But if he embodied the contrast, he embodied its resolution too: He was sophisticated enough to know that subservience to those wise in Torah is the ultimate sophistication. In Shaarei Teshuvah (3:156), Rabbeinu Yonah writes that reverence of Torah greats leads to fear of Heaven. And it is of such fear that it is said (Iyov 28:28) “Behold, yiras Hashem is wisdom,” meaning that it, and it alone, is true wisdom (see Shabbos 31b on the quoted verse). And so it was that Reb Nisson, because he was intellectually with-it, made it okay to be mevatel daas to gedolei Torah.

Until I became an editor, I never appreciated how difficult some parts of Reb Nisson’s work might have been for him. For a frum publication, there is always going to be a more limited pool of qualified potential writers (although I believe there’s a lot more as-yet untapped talent out there than some think), particularly if the editor is looking for writers to address a specific topic.

The best writers and thinkers, even if they’re not professional writers, are often in huge demand or are too otherwise occupied to write. Meanwhile, the quality of the submissions that come in unsolicited may leave much to be desired. Although the JO in its time had a near-monopoly, I assume there were months when Rabbi Wolpin faced the problem of putting together a creditable issue from the material on hand. And I have no doubt that, as a result, there were many times when he had the unenviable task of doing a deep edit or a complete overhaul of writing specimens that were wholly unworthy of publication as submitted.

As essential a purpose as the JO served, and as much edification, inspiration, and enjoyment as it brought to generations of readers (I’ve never parted with the large stack of issues sitting in a closet at home, although I never seem to get around to going through them), not all of what appeared therein sparkled.
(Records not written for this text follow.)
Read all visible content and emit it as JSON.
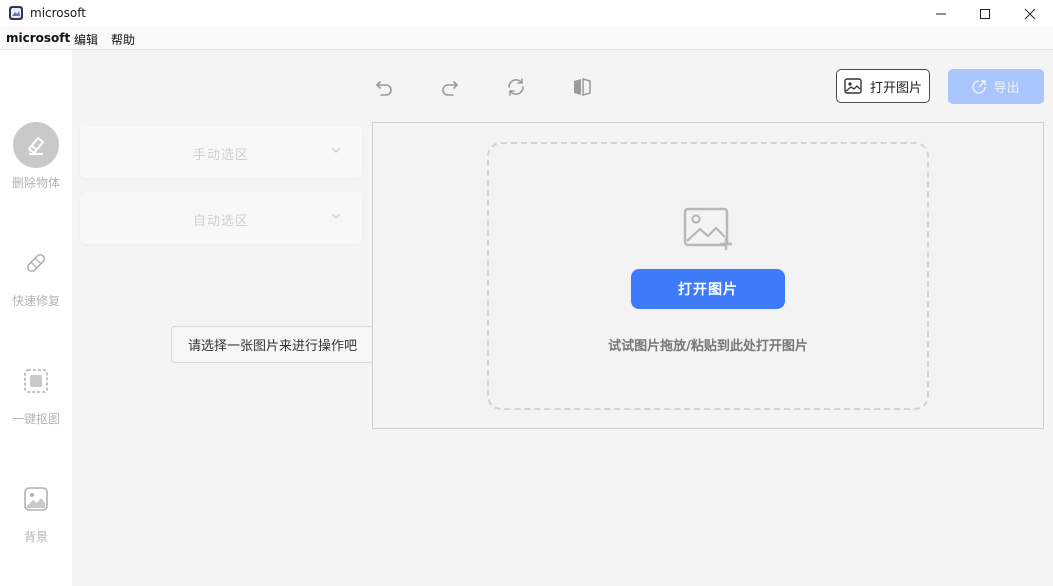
{
  "window": {
    "title": "microsoft",
    "controls": [
      "minimize-icon",
      "maximize-icon",
      "close-icon"
    ]
  },
  "menubar": {
    "items": [
      {
        "label": "microsoft"
      },
      {
        "label": "编辑"
      },
      {
        "label": "帮助"
      }
    ]
  },
  "sidebar": {
    "items": [
      {
        "label": "删除物体",
        "icon": "eraser-icon",
        "active": true
      },
      {
        "label": "快速修复",
        "icon": "bandage-icon",
        "active": false
      },
      {
        "label": "一键抠图",
        "icon": "cutout-icon",
        "active": false
      },
      {
        "label": "背景",
        "icon": "background-image-icon",
        "active": false
      }
    ]
  },
  "toolbar": {
    "icons": [
      "undo-icon",
      "redo-icon",
      "reset-icon",
      "compare-icon"
    ],
    "open_label": "打开图片",
    "export_label": "导出"
  },
  "panels": {
    "manual_label": "手动选区",
    "auto_label": "自动选区",
    "tooltip": "请选择一张图片来进行操作吧"
  },
  "canvas": {
    "open_button_label": "打开图片",
    "hint": "试试图片拖放/粘贴到此处打开图片"
  },
  "colors": {
    "accent": "#3d7bfa",
    "export_disabled": "#a8c5fd",
    "sidebar_active": "#c9c9c9"
  }
}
The work of some writers, including that of Reb Nisson, surely did, but then there were the pieces he had to print due to necessity, including the aforementioned dearth of alternative material.

And so, Reb Nisson likely had to undertake to rehabilitate weak prose, restring mangled syntax, and replace misused vocabulary in a way that made those articles printable, yet not unrecognizable to their authors. I can only imagine that having to do so was probably neither easy nor enjoyable for him. He was, after all, someone who so obviously loved language and took visceral delight in the well-turned phrase or gainfully employed word. I always fancied him our William Safire.

The most enduring memories, however, will be of the simple, everyday kindnesses that flowed from the elemental dignity bestowed upon one and all. My wife wrote a piece for the Jewish Observer while still in high school, about her experiences volunteering along with her Bais Yaakov classmates at Chronic Disease Hospital. She had natural writing talent even back then, but it was still the work of a teenager. Yet she recalls feeling that Rabbi Wolpin treated her essay like that of an aspiring writer with potential, not the sophomoric first try of, well, a sophomore.

Reb Nisson wouldn’t, couldn’t have it any other way. Yehi zichro baruch.

Originally featured in Mishpacha, Issue 659. Eytan Kobre may be contacted directly at kobre@mishpacha.com.